"Obviously, he didn't have his best stuff and his location wasn't real good," Johnson said. "Some pitch selections ... we know the hitters. We go over them. And he was fighting himself. Just, young pitcher. Lost a little poise. It's part of growing up.
"It's just a long grind and you can't be totally dominant every time you go out there. And he expects it of himself, and when he makes a bad pitch and a guy hits it out of the ballpark, it makes him try harder. It's part of learning."
So how does a starter develop a level of greater consistency from start to start?
"It's just experience," Johnson said. "He's a smart pitcher. He'll learn from that. With all the expectations and all the hype that's brought out, he has that bar way up there, too. So when he's not hitting his spots, he's not missing the bat, he loses a little bit of his cool demeanor. He very seldom has it, but that's part of it. It's part of becoming a very good pitcher."
As far as Johnson's concerned, that's one of the main issues with Strasburg - that when he struggles, he lets it get to him much more than he should. The Nats have been trying to work with Strasburg on brushing off bad pitches or poor results and wiping the mental slate clean, but they've still got some work to do in that area.
"He's such a competitor that he shows it," Johnson said. "It's just part of it."
Remarkably, tonight was just Cliff Lee's second win of the season. That number's deceiving, however, as he's still put up a decent 3.73 ERA and still is able to mow down a lineup, as he did tonight. Lee shut the Nats out over seven innings, retiring the final 10 hitters he saw.
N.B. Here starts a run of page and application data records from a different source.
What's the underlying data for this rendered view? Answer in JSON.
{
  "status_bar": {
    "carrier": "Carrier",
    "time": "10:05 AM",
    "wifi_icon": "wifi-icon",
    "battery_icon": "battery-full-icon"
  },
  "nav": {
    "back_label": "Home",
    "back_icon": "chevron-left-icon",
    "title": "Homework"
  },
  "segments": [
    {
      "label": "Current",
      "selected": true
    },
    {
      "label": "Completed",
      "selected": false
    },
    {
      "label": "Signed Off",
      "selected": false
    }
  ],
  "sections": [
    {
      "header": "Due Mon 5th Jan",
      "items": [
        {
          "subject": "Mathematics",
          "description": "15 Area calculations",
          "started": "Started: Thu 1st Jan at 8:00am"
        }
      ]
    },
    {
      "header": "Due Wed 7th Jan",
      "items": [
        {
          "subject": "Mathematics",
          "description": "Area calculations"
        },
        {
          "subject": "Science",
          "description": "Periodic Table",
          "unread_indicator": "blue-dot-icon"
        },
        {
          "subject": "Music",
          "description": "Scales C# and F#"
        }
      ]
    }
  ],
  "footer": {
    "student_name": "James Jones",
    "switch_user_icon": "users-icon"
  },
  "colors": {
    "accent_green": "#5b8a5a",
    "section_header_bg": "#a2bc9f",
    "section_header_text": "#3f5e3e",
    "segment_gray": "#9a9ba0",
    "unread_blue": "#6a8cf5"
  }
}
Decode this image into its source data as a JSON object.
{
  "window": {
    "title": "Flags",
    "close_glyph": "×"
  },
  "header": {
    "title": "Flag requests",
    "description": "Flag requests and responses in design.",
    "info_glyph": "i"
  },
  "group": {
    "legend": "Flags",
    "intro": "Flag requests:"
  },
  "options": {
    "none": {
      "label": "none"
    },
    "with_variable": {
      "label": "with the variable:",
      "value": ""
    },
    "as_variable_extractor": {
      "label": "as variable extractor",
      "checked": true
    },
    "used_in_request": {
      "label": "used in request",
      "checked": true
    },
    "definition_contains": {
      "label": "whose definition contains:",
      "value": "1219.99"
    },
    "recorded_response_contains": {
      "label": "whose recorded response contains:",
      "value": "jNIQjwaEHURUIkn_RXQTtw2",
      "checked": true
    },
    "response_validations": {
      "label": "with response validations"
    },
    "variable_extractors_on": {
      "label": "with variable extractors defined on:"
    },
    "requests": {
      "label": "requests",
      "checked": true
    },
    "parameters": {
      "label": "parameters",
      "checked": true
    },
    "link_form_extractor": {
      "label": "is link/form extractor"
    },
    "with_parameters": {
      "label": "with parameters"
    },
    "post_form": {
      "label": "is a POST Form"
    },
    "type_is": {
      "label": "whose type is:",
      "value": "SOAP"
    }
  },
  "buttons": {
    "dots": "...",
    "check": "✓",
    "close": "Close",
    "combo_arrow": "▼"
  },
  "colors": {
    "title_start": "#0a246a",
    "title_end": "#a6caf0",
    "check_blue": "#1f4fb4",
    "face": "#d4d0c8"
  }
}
"Got a pretty good pitcher going against us who has been down that road," Johnson said. "Seasoned. Doesn't make many mistakes. Pitched out of a couple jams, made good pitches. Happens."
Johnson joked that the only reason Lee left the game after seven innings was because he saw Nationals reliever Henry Rodriguez send one to the backstop in the top of the eighth, and with Lee's turn up two batters later, he might have kindly asked manager Charlie Manuel to go with a pinch hitter.
"I don't think he wanted to hit (against) Henry," Johnson said with a smile. "Takes pride in his hitting, but I think that ball that went to the backstop, I think he said, 'Skip, you can take me out now.'"
One play which Johnson likely hopes to forget was Jimmy Rollins' inside-the-park homer in the fourth, in which Bryce Harper ended up falling awkwardly on the warning track in right field and Roger Bernadina failed to back up the play, letting Rollins trot around the bases.
"Yeah, I mean, Roger should've been over there," Johnson said. "I was paying attention to (Harper) lying on the ground and thinking, 'I'm going to have to run out there.'"
If there is some good news from tonight, it's that it appears both Ryan Zimmerman and Adam LaRoche will be able to return to the lineup after missing tonight's game with back issues. After a game where the Nats were shut out and struck out 12 times, Zimmerman and LaRoche will be welcomed back with open arms.